=== What to do ===
Select all lines holding the word "Festplattenpartitionen" from the entries that follow.

***** Data for review

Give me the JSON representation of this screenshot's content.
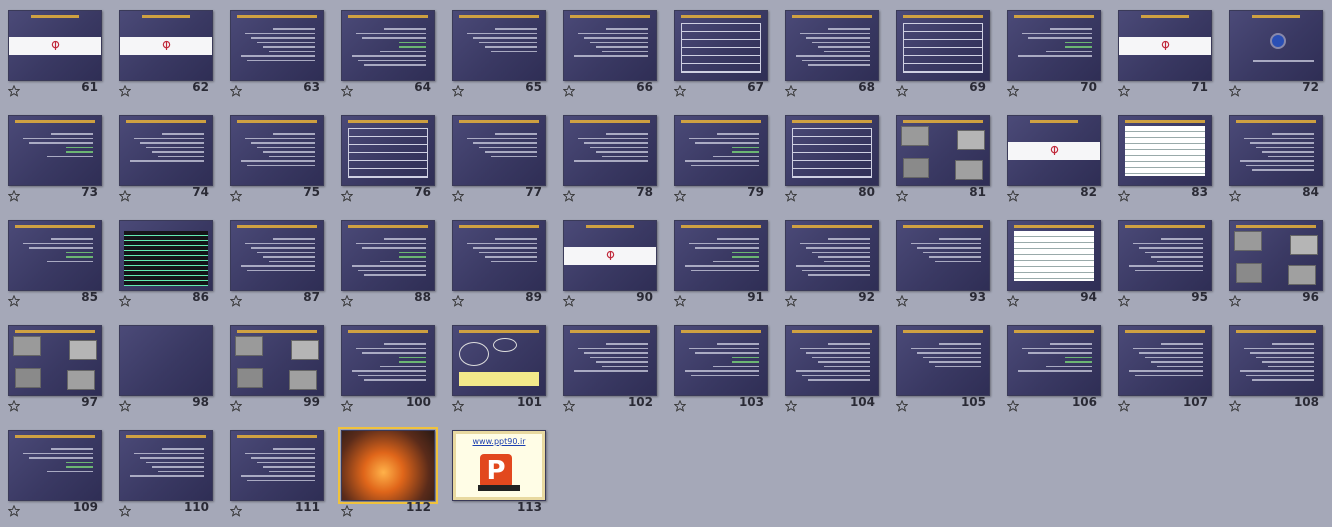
{
  "slides": [
    {
      "n": "61",
      "k": "band"
    },
    {
      "n": "62",
      "k": "band"
    },
    {
      "n": "63",
      "k": "text"
    },
    {
      "n": "64",
      "k": "text"
    },
    {
      "n": "65",
      "k": "text"
    },
    {
      "n": "66",
      "k": "text"
    },
    {
      "n": "67",
      "k": "table"
    },
    {
      "n": "68",
      "k": "text"
    },
    {
      "n": "69",
      "k": "table"
    },
    {
      "n": "70",
      "k": "text"
    },
    {
      "n": "71",
      "k": "band"
    },
    {
      "n": "72",
      "k": "circle"
    },
    {
      "n": "73",
      "k": "text"
    },
    {
      "n": "74",
      "k": "text"
    },
    {
      "n": "75",
      "k": "text"
    },
    {
      "n": "76",
      "k": "table"
    },
    {
      "n": "77",
      "k": "text"
    },
    {
      "n": "78",
      "k": "text"
    },
    {
      "n": "79",
      "k": "text"
    },
    {
      "n": "80",
      "k": "table"
    },
    {
      "n": "81",
      "k": "pics"
    },
    {
      "n": "82",
      "k": "band"
    },
    {
      "n": "83",
      "k": "whitetable"
    },
    {
      "n": "84",
      "k": "text"
    },
    {
      "n": "85",
      "k": "text"
    },
    {
      "n": "86",
      "k": "dark"
    },
    {
      "n": "87",
      "k": "text"
    },
    {
      "n": "88",
      "k": "text"
    },
    {
      "n": "89",
      "k": "text"
    },
    {
      "n": "90",
      "k": "band"
    },
    {
      "n": "91",
      "k": "text"
    },
    {
      "n": "92",
      "k": "text"
    },
    {
      "n": "93",
      "k": "text"
    },
    {
      "n": "94",
      "k": "whitetable"
    },
    {
      "n": "95",
      "k": "text"
    },
    {
      "n": "96",
      "k": "pics"
    },
    {
      "n": "97",
      "k": "pics"
    },
    {
      "n": "98",
      "k": "blank"
    },
    {
      "n": "99",
      "k": "pics"
    },
    {
      "n": "100",
      "k": "text"
    },
    {
      "n": "101",
      "k": "diagram"
    },
    {
      "n": "102",
      "k": "text"
    },
    {
      "n": "103",
      "k": "text"
    },
    {
      "n": "104",
      "k": "text"
    },
    {
      "n": "105",
      "k": "text"
    },
    {
      "n": "106",
      "k": "text"
    },
    {
      "n": "107",
      "k": "text"
    },
    {
      "n": "108",
      "k": "text"
    },
    {
      "n": "109",
      "k": "text"
    },
    {
      "n": "110",
      "k": "text"
    },
    {
      "n": "111",
      "k": "text"
    },
    {
      "n": "112",
      "k": "furnace",
      "selected": true
    },
    {
      "n": "113",
      "k": "ppt"
    }
  ],
  "ppt_slide": {
    "url": "www.ppt90.ir"
  },
  "colors": {
    "background": "#a5a8b8",
    "slide": "#3a3963",
    "title": "#e8b23a",
    "selection": "#f0c23c"
  },
  "icon": "star-outline-icon"
}
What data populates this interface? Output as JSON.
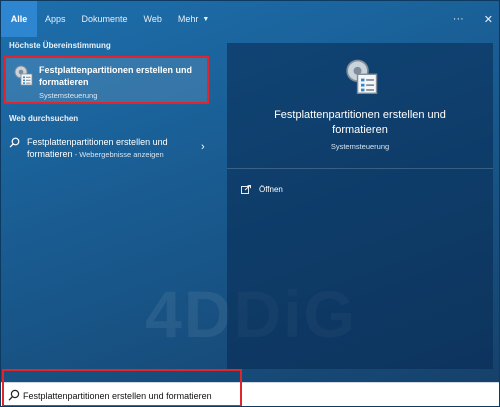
{
  "tabs": [
    {
      "label": "Alle"
    },
    {
      "label": "Apps"
    },
    {
      "label": "Dokumente"
    },
    {
      "label": "Web"
    },
    {
      "label": "Mehr"
    }
  ],
  "toolbar": {
    "more_options": "···",
    "close": "✕"
  },
  "sections": {
    "best_match": "Höchste Übereinstimmung",
    "web": "Web durchsuchen"
  },
  "best_match": {
    "title": "Festplattenpartitionen erstellen und formatieren",
    "subtitle": "Systemsteuerung",
    "icon": "disk-management-icon"
  },
  "web_result": {
    "query": "Festplattenpartitionen erstellen und formatieren",
    "suffix": " - Webergebnisse anzeigen"
  },
  "preview": {
    "title": "Festplattenpartitionen erstellen und formatieren",
    "subtitle": "Systemsteuerung",
    "action_open": "Öffnen"
  },
  "search": {
    "value": "Festplattenpartitionen erstellen und formatieren"
  },
  "watermark": "4DDiG",
  "colors": {
    "accent": "#2f86d0",
    "highlight": "#e0262b"
  }
}
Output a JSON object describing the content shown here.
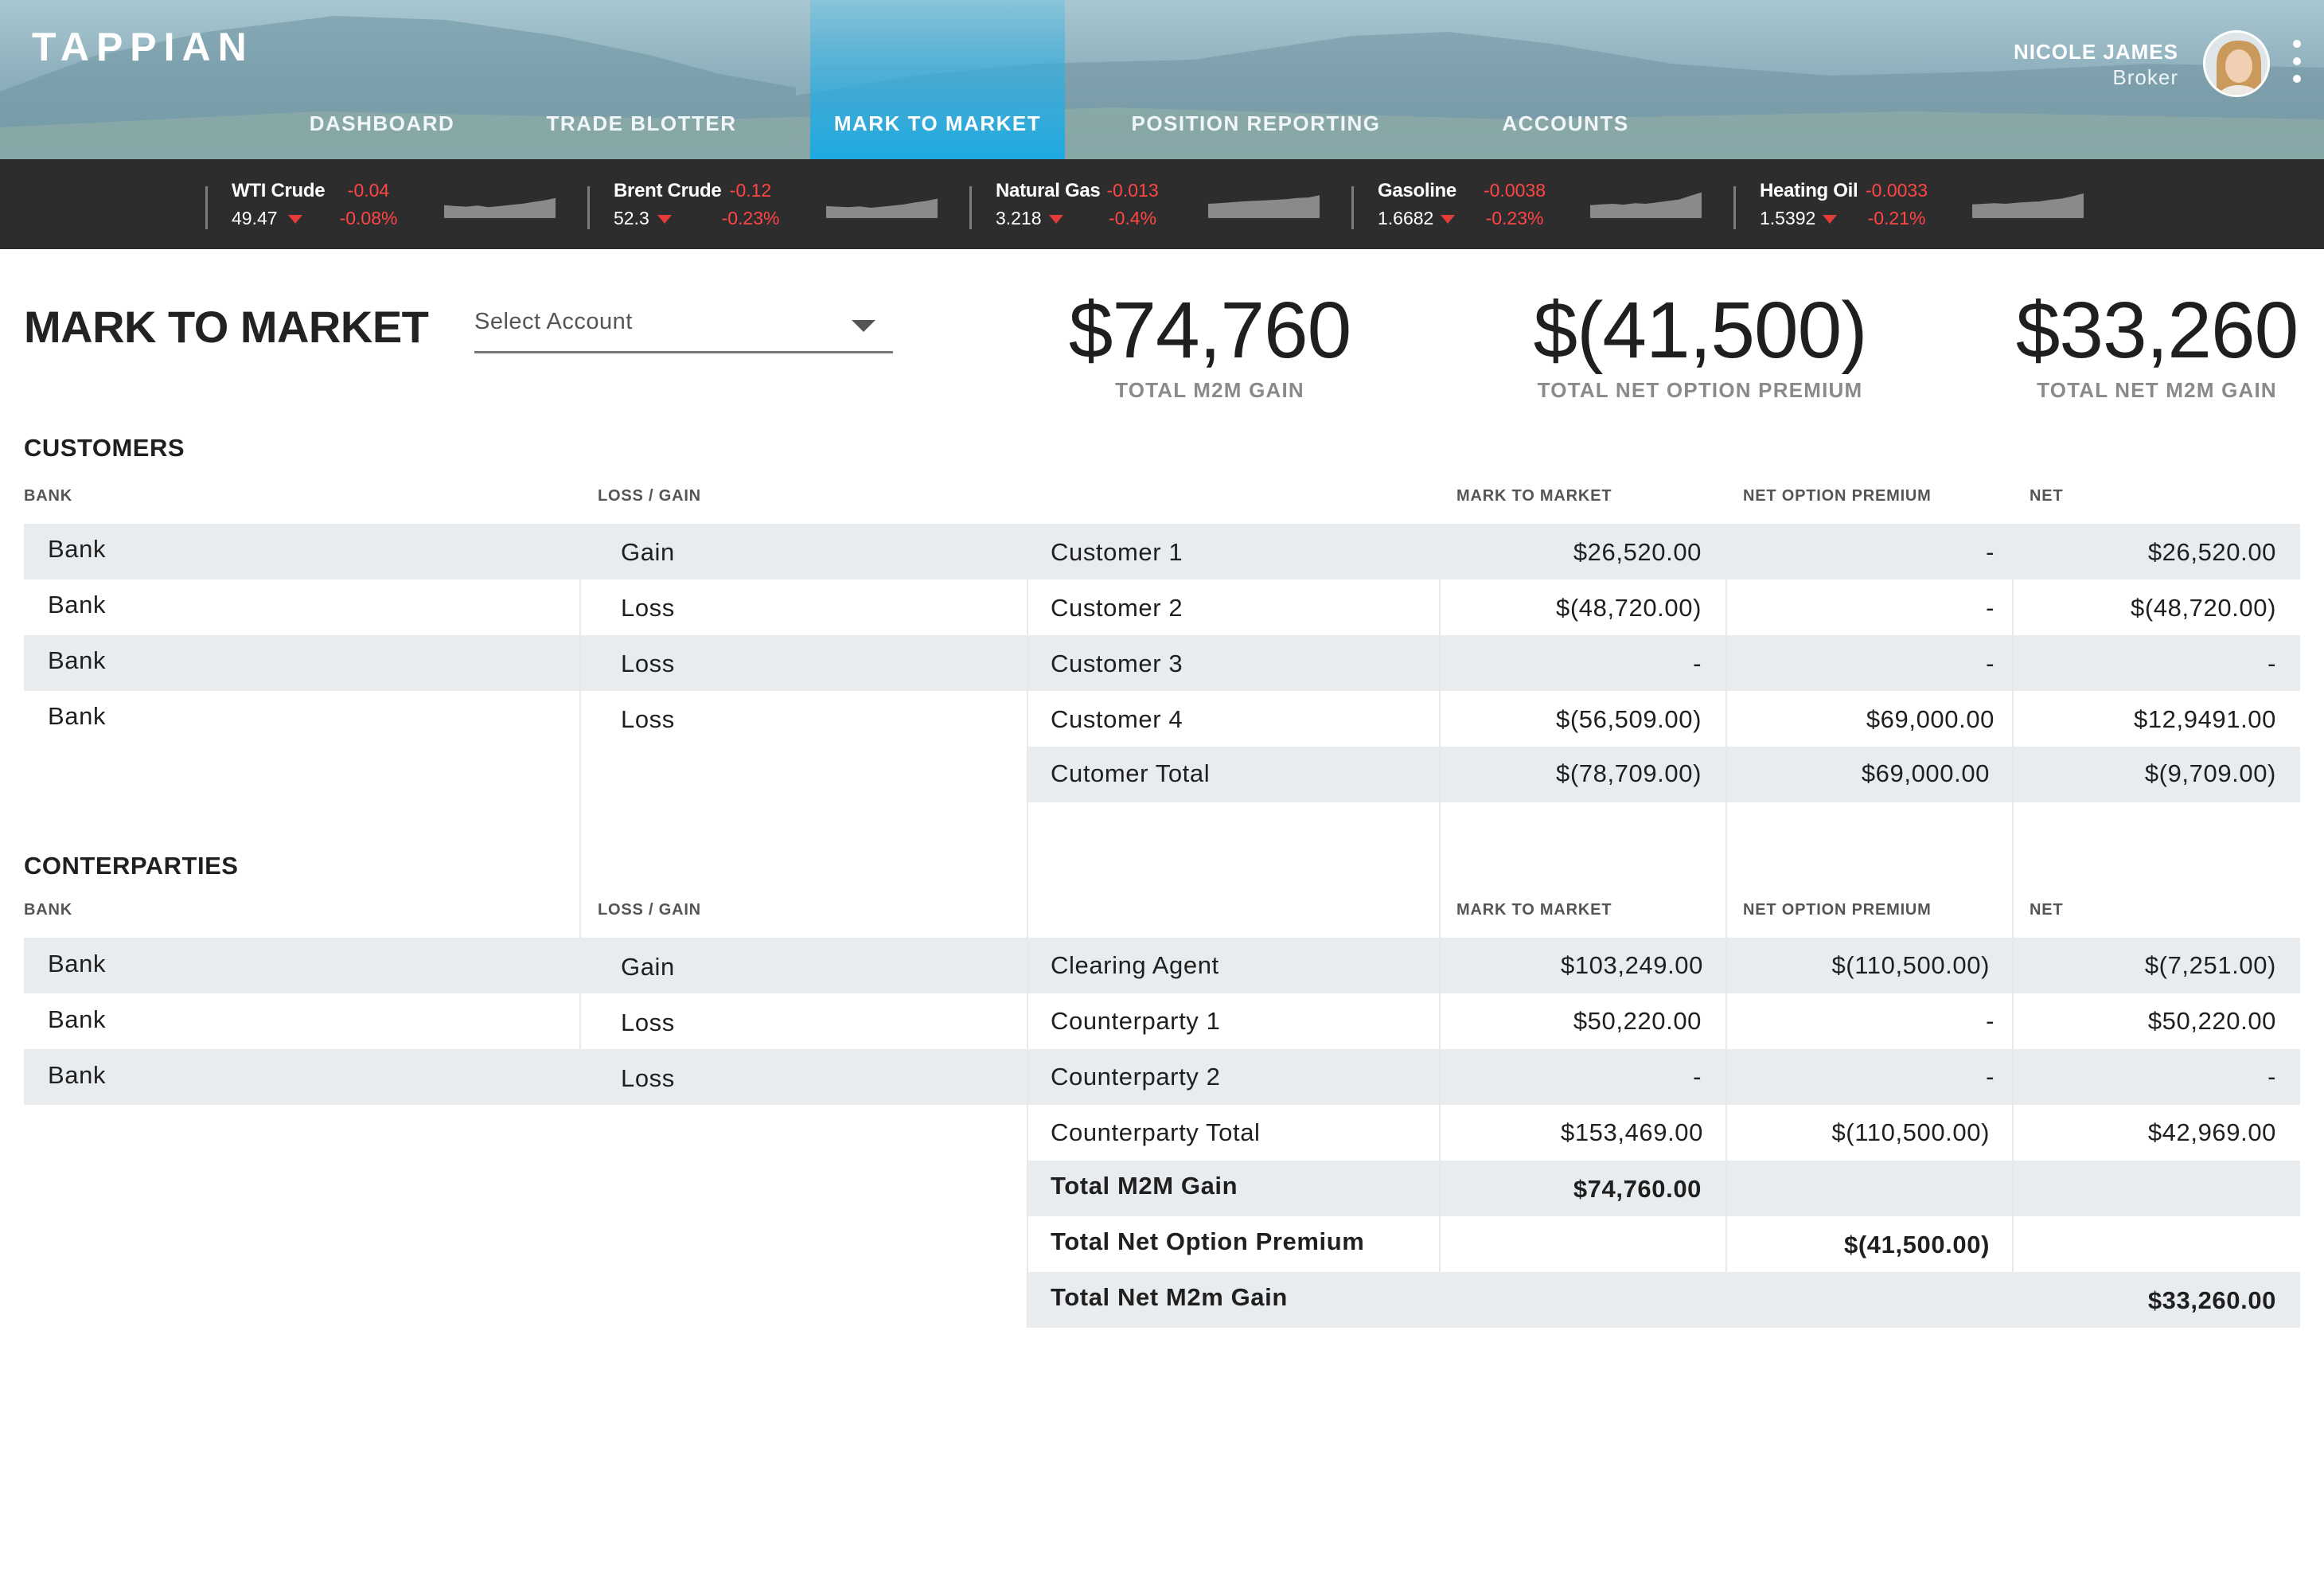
{
  "app": {
    "logo": "TAPPIAN"
  },
  "nav": {
    "items": [
      {
        "label": "DASHBOARD",
        "active": false
      },
      {
        "label": "TRADE BLOTTER",
        "active": false
      },
      {
        "label": "MARK TO MARKET",
        "active": true
      },
      {
        "label": "POSITION REPORTING",
        "active": false
      },
      {
        "label": "ACCOUNTS",
        "active": false
      }
    ]
  },
  "user": {
    "name": "NICOLE JAMES",
    "role": "Broker"
  },
  "ticker": [
    {
      "name": "WTI Crude",
      "price": "49.47",
      "change": "-0.04",
      "percent": "-0.08%",
      "direction": "down",
      "spark": [
        0.45,
        0.42,
        0.4,
        0.44,
        0.38,
        0.42,
        0.46,
        0.5,
        0.56,
        0.62,
        0.7
      ]
    },
    {
      "name": "Brent Crude",
      "price": "52.3",
      "change": "-0.12",
      "percent": "-0.23%",
      "direction": "down",
      "spark": [
        0.42,
        0.4,
        0.38,
        0.41,
        0.36,
        0.4,
        0.44,
        0.48,
        0.55,
        0.6,
        0.68
      ]
    },
    {
      "name": "Natural Gas",
      "price": "3.218",
      "change": "-0.013",
      "percent": "-0.4%",
      "direction": "down",
      "spark": [
        0.5,
        0.52,
        0.55,
        0.58,
        0.6,
        0.62,
        0.64,
        0.66,
        0.7,
        0.72,
        0.8
      ]
    },
    {
      "name": "Gasoline",
      "price": "1.6682",
      "change": "-0.0038",
      "percent": "-0.23%",
      "direction": "down",
      "spark": [
        0.45,
        0.48,
        0.5,
        0.47,
        0.52,
        0.5,
        0.55,
        0.6,
        0.65,
        0.78,
        0.9
      ]
    },
    {
      "name": "Heating Oil",
      "price": "1.5392",
      "change": "-0.0033",
      "percent": "-0.21%",
      "direction": "down",
      "spark": [
        0.48,
        0.5,
        0.52,
        0.5,
        0.54,
        0.56,
        0.58,
        0.64,
        0.68,
        0.76,
        0.86
      ]
    }
  ],
  "page": {
    "title": "MARK TO MARKET",
    "select_placeholder": "Select Account"
  },
  "summary": [
    {
      "value": "$74,760",
      "label": "TOTAL M2M GAIN"
    },
    {
      "value": "$(41,500)",
      "label": "TOTAL NET OPTION PREMIUM"
    },
    {
      "value": "$33,260",
      "label": "TOTAL NET M2M GAIN"
    }
  ],
  "customers": {
    "title": "CUSTOMERS",
    "headers": {
      "bank": "BANK",
      "loss_gain": "LOSS / GAIN",
      "m2m": "MARK TO MARKET",
      "nop": "NET OPTION PREMIUM",
      "net": "NET"
    },
    "rows": [
      {
        "bank": "Bank",
        "type": "Gain",
        "name": "Customer 1",
        "m2m": "$26,520.00",
        "nop": "-",
        "net": "$26,520.00"
      },
      {
        "bank": "Bank",
        "type": "Loss",
        "name": "Customer 2",
        "m2m": "$(48,720.00)",
        "nop": "-",
        "net": "$(48,720.00)"
      },
      {
        "bank": "Bank",
        "type": "Loss",
        "name": "Customer 3",
        "m2m": "-",
        "nop": "-",
        "net": "-"
      },
      {
        "bank": "Bank",
        "type": "Loss",
        "name": "Customer 4",
        "m2m": "$(56,509.00)",
        "nop": "$69,000.00",
        "net": "$12,9491.00"
      }
    ],
    "total": {
      "name": "Cutomer Total",
      "m2m": "$(78,709.00)",
      "nop": "$69,000.00",
      "net": "$(9,709.00)"
    }
  },
  "counterparties": {
    "title": "CONTERPARTIES",
    "headers": {
      "bank": "BANK",
      "loss_gain": "LOSS / GAIN",
      "m2m": "MARK TO MARKET",
      "nop": "NET OPTION PREMIUM",
      "net": "NET"
    },
    "rows": [
      {
        "bank": "Bank",
        "type": "Gain",
        "name": "Clearing Agent",
        "m2m": "$103,249.00",
        "nop": "$(110,500.00)",
        "net": "$(7,251.00)"
      },
      {
        "bank": "Bank",
        "type": "Loss",
        "name": "Counterparty 1",
        "m2m": "$50,220.00",
        "nop": "-",
        "net": "$50,220.00"
      },
      {
        "bank": "Bank",
        "type": "Loss",
        "name": "Counterparty 2",
        "m2m": "-",
        "nop": "-",
        "net": "-"
      }
    ],
    "total": {
      "name": "Counterparty Total",
      "m2m": "$153,469.00",
      "nop": "$(110,500.00)",
      "net": "$42,969.00"
    }
  },
  "totals": [
    {
      "label": "Total M2M Gain",
      "value": "$74,760.00",
      "column": "m2m"
    },
    {
      "label": "Total Net Option Premium",
      "value": "$(41,500.00)",
      "column": "nop"
    },
    {
      "label": "Total Net M2m Gain",
      "value": "$33,260.00",
      "column": "net"
    }
  ],
  "colors": {
    "accent": "#1ea9e2",
    "ticker_bg": "#2d2d2d",
    "negative": "#ff4545",
    "row_stripe": "#e9ecef"
  }
}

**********

=== Response ===
    "title": "Festplattenpartitionen erstellen und formatieren",
    "query": "Festplattenpartitionen erstellen und formatieren",
    "title": "Festplattenpartitionen erstellen und formatieren",
    "value": "Festplattenpartitionen erstellen und formatieren"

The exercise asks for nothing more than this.